I initially looked for trails close to London but Scott insisted, he wanted to come to the Lakes. So committed was he and Jenny that he changed his flights and arrived in Heathrow at 0500 on Friday after a 9-hour flight. They travelled across London and then jumped on a train to arrive midday in Windermere.

I was well aware that this was Scott’s first ever trip to the UK, so, it was important to provdie an opportunity for people to join us. I offered the chance for 8 people to join us. Quite simply, email in and names would be selected out of hat.

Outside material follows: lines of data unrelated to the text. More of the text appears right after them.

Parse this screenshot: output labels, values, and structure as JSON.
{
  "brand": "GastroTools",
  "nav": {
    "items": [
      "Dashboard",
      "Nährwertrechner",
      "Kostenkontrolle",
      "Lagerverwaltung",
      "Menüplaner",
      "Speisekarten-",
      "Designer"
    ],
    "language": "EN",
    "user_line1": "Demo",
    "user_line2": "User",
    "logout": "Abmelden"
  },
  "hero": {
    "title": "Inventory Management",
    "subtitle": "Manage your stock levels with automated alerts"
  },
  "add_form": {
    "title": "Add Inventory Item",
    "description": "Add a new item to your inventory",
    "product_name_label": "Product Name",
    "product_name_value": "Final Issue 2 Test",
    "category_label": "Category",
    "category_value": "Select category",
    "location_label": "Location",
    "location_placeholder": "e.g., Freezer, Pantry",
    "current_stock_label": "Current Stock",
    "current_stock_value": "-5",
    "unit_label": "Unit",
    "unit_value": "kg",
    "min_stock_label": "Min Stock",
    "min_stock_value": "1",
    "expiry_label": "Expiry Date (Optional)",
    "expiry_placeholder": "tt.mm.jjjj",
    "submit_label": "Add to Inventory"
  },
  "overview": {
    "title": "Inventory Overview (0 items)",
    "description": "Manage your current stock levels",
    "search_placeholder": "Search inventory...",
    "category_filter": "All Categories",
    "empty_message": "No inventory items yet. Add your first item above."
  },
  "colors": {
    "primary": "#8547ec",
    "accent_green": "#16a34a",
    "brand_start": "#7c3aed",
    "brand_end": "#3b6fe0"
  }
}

I contacted The Climbers Shop in Ambleside and they offered a venue for us to meet and they also provided the facilities for a ‘meet and greet’ with Scott later in the day at 5pm.

Needless to say it was a memorable day for all involved and Scott loved the Lakes, the views, the trails and the terrain.

Will he be back…?

Nothing is 100% but don’t rule out a return trip for an attempt on some ’rounds’ and you never know, the UTLD may just be on his bucket list before he retires.

I’d like to thank Scott Jurek and his wife, Jenny for a memorable day and being so committed to run with some serious jet lag and fatigue.

Marc Laithwaite, RD for the Lakeland 100 and 50 who gave up his day to join us. Not a difficult decision I imagine.

I’d like to thank The Climbers Shop for great last minute help and cooperation with a venue. The 8 runners who joined us for a memorable run on the trails and all those who came to the shop for autographs and photographs later in the day.

Images available for personal and commercial use HERE